*TASK DETAILS:* The answer must be every line of the records below that contains the word "time".

*EXERCISE DATA:*
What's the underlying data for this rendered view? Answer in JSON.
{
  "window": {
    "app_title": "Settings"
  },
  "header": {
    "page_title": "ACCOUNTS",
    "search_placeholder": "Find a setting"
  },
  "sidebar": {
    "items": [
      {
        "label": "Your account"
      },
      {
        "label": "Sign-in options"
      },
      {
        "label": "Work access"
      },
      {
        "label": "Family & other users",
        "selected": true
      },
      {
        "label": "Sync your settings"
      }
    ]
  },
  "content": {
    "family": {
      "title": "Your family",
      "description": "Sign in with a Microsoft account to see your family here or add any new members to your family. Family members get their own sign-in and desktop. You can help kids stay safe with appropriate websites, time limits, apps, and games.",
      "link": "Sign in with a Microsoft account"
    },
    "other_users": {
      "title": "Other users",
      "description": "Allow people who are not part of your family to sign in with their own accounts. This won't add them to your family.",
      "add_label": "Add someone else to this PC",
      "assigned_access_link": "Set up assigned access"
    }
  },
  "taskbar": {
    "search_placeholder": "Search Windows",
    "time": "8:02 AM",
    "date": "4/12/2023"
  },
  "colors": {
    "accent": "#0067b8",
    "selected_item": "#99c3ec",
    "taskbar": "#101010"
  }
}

*FINAL ANSWER:*
      "description": "Sign in with a Microsoft account to see your family here or add any new members to your family. Family members get their own sign-in and desktop. You can help kids stay safe with appropriate websites, time limits, apps, and games.",
    "time": "8:02 AM",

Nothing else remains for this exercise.